April Read of the Month
To the Bones was the April Read of the Month at the Southern Literary Review. Here's an excerpt from Donna Stanley Meredith's review:
"...blending popular genres like horror and mystery into an environmental disaster story possibly exposes a wider audience to the importance of clean water and energy. And perhaps literary purpose lurks behind Eamon's superpowers. A coal baron, he "sucks the life out of everything," analogous to the way coal extraction drains life from the miners, the way coal barons take the resources of the land for themselves and leave the community poorer, and the way all of us as carbon consumers extract the life from coal, which is, after all, compressed and heated former living things. Kudos to Nieman for her creativity and vision as she tackled these vital environmental themes."
Cemetery Dance posts rave review of To the Bones
"...Part mystery, thriller, and supernatural horror, this tale was extremely enjoyable to read. It's one of my favorite books of the past year. Ms. Nieman's writing is poetically engaging, and I was whisked back to my university days when I was overwhelmed by James Dickey's Deliverance. Even more so, I vividly recalled a small volume of poems by Mr. Dickey entitled The Eye-Beaters, Blood, Victory, Madness, Buckhead and Mercy. Fifty years later, I am still haunted by one of those poems.
Like Mr. Dickey, Ms. Nieman's prose reaches deep inside our human condition and I found her descriptions of coal, mining, and West Virginia communities insightful and emotionally moving. And I am not a person who finds solace in coal mining and poverty of the spirit. In her hands, the setting of this story is an equal character with the protagonists. Her description of yellowboy, a river turned "greasy orange under plates of stained ice," actually made my stomach turn and my heart ache..."
-- Click for the full R.B. Payne review in Cemetery Dance
"Valerie Nieman's Leopard Lady: A Life in Verse sweeps aside everything you might think about sideshow and carnival performers of the mid-20th century. Her poems open up the private life of a mixed-race woman, Dinah, the titular Leopard Lady....

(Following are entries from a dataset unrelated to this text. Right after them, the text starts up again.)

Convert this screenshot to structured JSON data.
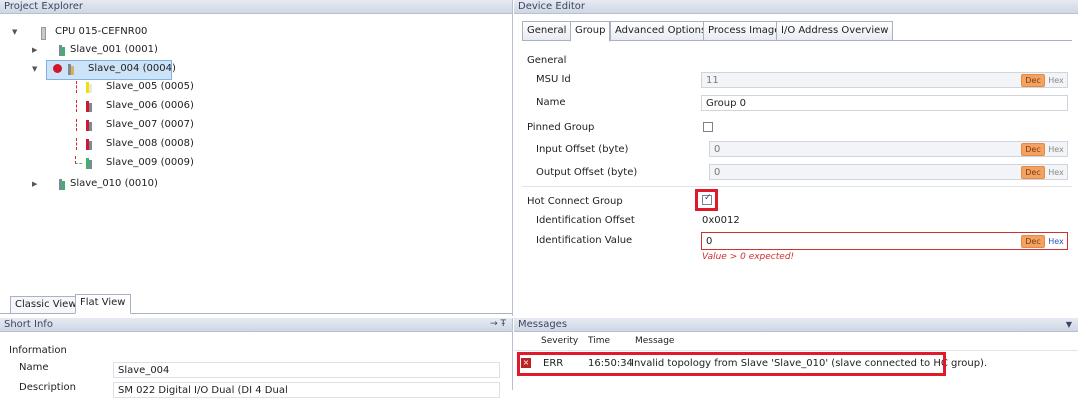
{
  "project_explorer": {
    "title": "Project Explorer",
    "cpu": "CPU 015-CEFNR00",
    "nodes": [
      {
        "label": "Slave_001 (0001)"
      },
      {
        "label": "Slave_004 (0004)"
      },
      {
        "label": "Slave_005 (0005)"
      },
      {
        "label": "Slave_006 (0006)"
      },
      {
        "label": "Slave_007 (0007)"
      },
      {
        "label": "Slave_008 (0008)"
      },
      {
        "label": "Slave_009 (0009)"
      },
      {
        "label": "Slave_010 (0010)"
      }
    ],
    "view_tabs": [
      "Classic View",
      "Flat View"
    ]
  },
  "device_editor": {
    "title": "Device Editor",
    "tabs": [
      "General",
      "Group",
      "Advanced Options",
      "Process Image",
      "I/O Address Overview"
    ],
    "active_tab": "Group",
    "section_general": "General",
    "msu_id_label": "MSU Id",
    "msu_id_value": "11",
    "name_label": "Name",
    "name_value": "Group 0",
    "pinned_group_label": "Pinned Group",
    "pinned_group_checked": false,
    "input_offset_label": "Input Offset (byte)",
    "input_offset_value": "0",
    "output_offset_label": "Output Offset (byte)",
    "output_offset_value": "0",
    "hot_connect_label": "Hot Connect Group",
    "hot_connect_checked": true,
    "ident_offset_label": "Identification Offset",
    "ident_offset_value": "0x0012",
    "ident_value_label": "Identification Value",
    "ident_value_value": "0",
    "ident_value_error": "Value > 0 expected!",
    "dec_label": "Dec",
    "hex_label": "Hex"
  },
  "short_info": {
    "title": "Short Info",
    "pin": "→ Ŧ",
    "section": "Information",
    "name_label": "Name",
    "name_value": "Slave_004",
    "description_label": "Description",
    "description_value": "SM 022 Digital I/O Dual (DI 4 Dual"
  },
  "messages": {
    "title": "Messages",
    "columns": [
      "Severity",
      "Time",
      "Message"
    ],
    "rows": [
      {
        "severity": "ERR",
        "time": "16:50:34",
        "message": "Invalid topology from Slave 'Slave_010' (slave connected to HC group)."
      }
    ]
  },
  "colors": {
    "error_red": "#e0192b",
    "dec_orange": "#f4a262",
    "selection_blue": "#cde3f7"
  }
}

Leopard Lady is a truly amazing book that succeeds in several areas. It illuminates how carnival artists are united by the very diversity that sets them apart from commonly perceived norms. It reveals the life of one woman who, it turns out, is more like every woman than may be imagined. And for those not inclined to read poetry, Nieman's writing is so skilled, so smooth, that her poetry unfolds like a piece of fascinating prose."